I'm thinking back to when the administration, the White House, came out and said they were sort of considering a proposal to potentially change what would be the classification, we saw a huge dip in the stock. And these companies, including Lyft and Uber, have said the labor costs would increase by double digits. What's your estimate on how likely that business model is likely to shift, if in fact, what you're proposing becomes reality?

PATRICIA CAMPOS-MEDINA: The business model of companies like Uber and Lyft is always based on shifting all the liability of the business employment relationship to the employee and all the benefits to the stakeholder, to the shareholders. If we move into a model, which workers are demanding, which is to share on the responsibility of the employment relationship more toward corporate America.

There will be a reduction in shareholder profits. But that is what our society is demanding right after the pandemic, where workers, like drivers themselves, became frontline workers and became essential workers, a little bit more investment on their security through health and safety, through protection for benefits for basically paid family leave. All those benefits that majority of workers took for granted, these workers didn't have, in many states moving to regulating Uber and Lyft and granting some of those drivers unemployment insurance benefits.

So we saw that drivers were able to claim UI benefits because they were actually working permanently from the same app, from the same employer. So if we change the rules of who is considered an independent contractor, it will have an impact on how much of those liability gets shared between the employer, the corporation, and the employee.

So yes, there will be a shift, but the society will benefit providing more security for this workforce. Remember though, independent contracting rules do not only apply to app-based platforms. It applies all through our supply chain, from our truck drivers, from our distribution centers, from people who provide care through an app. Now you can sign up for somebody to come take care of your family at home through an app.

So the gig economy is a phenomenon across our economy. And these rules are trying to rebalance the power between workers and corporate America.

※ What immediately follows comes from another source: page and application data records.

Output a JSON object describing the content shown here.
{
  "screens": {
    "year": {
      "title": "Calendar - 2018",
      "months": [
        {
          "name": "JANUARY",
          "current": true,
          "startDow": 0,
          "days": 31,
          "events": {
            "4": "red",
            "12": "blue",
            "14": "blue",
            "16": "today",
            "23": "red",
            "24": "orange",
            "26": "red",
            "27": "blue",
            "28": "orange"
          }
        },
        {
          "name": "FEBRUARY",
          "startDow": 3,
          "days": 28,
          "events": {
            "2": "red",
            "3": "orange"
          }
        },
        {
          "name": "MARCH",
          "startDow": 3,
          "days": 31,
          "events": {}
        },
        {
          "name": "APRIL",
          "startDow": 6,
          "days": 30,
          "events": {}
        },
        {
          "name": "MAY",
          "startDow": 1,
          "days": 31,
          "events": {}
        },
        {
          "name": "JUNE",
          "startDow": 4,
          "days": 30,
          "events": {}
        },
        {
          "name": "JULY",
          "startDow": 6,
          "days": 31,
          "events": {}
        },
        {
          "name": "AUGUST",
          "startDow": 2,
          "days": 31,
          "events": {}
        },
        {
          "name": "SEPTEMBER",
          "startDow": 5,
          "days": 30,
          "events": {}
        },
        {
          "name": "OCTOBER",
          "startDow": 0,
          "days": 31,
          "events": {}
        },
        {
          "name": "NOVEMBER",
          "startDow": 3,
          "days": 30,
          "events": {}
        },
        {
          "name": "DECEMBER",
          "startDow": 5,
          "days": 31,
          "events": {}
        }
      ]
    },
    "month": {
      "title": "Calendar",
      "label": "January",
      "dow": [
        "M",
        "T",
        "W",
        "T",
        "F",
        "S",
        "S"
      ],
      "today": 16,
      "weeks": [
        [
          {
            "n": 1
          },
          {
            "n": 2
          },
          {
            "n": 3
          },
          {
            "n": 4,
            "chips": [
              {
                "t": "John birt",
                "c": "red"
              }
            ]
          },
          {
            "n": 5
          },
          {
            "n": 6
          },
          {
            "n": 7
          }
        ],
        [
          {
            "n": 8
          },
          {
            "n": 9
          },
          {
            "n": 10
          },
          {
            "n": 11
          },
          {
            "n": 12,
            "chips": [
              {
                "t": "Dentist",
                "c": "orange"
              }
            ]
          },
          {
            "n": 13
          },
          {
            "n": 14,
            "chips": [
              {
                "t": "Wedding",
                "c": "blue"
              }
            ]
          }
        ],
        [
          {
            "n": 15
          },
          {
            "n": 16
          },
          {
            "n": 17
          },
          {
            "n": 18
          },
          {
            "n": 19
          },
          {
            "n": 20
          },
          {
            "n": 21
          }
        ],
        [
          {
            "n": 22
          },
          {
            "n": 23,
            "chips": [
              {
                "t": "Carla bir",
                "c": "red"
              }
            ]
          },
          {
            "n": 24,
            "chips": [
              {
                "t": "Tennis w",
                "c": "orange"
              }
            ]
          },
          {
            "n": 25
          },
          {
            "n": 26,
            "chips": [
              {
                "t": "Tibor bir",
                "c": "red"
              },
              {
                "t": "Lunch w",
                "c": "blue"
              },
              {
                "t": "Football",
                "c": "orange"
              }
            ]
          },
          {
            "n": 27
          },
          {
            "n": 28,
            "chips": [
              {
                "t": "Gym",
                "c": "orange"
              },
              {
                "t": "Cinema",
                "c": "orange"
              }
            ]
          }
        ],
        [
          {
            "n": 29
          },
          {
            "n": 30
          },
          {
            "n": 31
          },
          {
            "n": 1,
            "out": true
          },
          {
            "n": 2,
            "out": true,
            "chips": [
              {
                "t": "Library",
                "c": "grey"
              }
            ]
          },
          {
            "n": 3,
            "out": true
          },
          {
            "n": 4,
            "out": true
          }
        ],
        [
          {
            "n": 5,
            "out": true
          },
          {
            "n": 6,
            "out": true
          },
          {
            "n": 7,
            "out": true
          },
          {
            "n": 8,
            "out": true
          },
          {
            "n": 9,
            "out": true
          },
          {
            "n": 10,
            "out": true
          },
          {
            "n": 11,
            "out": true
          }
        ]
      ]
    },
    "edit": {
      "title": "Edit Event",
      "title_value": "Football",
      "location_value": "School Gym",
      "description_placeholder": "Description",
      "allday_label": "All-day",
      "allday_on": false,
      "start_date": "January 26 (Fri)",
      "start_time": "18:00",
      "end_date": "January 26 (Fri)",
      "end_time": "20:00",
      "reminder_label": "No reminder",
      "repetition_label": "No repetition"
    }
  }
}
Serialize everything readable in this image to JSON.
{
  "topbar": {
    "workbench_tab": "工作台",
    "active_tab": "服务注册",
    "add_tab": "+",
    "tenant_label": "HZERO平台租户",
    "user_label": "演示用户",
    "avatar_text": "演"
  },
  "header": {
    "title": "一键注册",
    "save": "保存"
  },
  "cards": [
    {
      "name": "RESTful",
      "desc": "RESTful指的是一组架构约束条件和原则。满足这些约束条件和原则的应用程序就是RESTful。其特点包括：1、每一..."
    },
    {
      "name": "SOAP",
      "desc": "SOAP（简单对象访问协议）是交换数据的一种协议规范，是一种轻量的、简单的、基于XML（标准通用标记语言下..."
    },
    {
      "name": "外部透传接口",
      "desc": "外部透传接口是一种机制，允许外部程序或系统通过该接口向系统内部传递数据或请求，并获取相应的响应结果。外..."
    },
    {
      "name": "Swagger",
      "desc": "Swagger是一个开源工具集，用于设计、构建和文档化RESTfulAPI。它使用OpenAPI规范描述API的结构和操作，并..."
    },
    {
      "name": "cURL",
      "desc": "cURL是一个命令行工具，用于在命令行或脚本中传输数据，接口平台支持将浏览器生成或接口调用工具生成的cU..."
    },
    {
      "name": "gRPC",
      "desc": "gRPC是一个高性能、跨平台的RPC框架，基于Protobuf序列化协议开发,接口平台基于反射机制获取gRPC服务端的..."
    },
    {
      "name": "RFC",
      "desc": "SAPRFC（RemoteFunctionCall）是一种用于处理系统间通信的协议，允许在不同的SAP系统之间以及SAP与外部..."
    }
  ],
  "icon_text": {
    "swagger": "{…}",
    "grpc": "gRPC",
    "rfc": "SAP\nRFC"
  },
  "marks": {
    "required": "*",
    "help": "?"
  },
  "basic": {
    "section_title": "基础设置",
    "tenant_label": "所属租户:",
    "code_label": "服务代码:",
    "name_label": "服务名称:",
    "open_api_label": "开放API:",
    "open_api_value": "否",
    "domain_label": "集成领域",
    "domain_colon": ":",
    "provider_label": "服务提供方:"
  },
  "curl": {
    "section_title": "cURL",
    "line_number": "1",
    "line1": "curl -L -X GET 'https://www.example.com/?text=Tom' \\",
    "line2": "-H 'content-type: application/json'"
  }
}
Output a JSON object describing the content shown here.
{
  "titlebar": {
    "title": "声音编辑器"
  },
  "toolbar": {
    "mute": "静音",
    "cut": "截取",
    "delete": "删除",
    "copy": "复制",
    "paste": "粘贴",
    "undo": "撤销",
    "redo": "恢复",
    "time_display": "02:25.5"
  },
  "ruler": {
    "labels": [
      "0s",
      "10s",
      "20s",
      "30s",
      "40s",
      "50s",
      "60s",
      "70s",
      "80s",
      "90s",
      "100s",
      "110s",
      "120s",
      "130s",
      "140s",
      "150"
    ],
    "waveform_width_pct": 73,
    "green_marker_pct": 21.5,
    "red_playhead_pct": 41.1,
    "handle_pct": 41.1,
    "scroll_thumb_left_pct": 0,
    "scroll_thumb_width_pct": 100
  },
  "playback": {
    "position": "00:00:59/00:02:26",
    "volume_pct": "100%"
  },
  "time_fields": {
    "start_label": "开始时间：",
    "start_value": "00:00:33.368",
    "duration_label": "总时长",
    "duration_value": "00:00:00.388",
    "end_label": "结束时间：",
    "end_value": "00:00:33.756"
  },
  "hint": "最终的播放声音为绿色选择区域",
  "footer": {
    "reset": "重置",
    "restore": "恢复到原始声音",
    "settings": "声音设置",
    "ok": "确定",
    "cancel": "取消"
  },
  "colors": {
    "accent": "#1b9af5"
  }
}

- Yeah, I mean, that explains even more why there's so much heightened interest in a potential change in the law or classification there. Patricia Campos-Medina, Executive Director of the Worker Institute at ILR Cornell, appreciate your time today.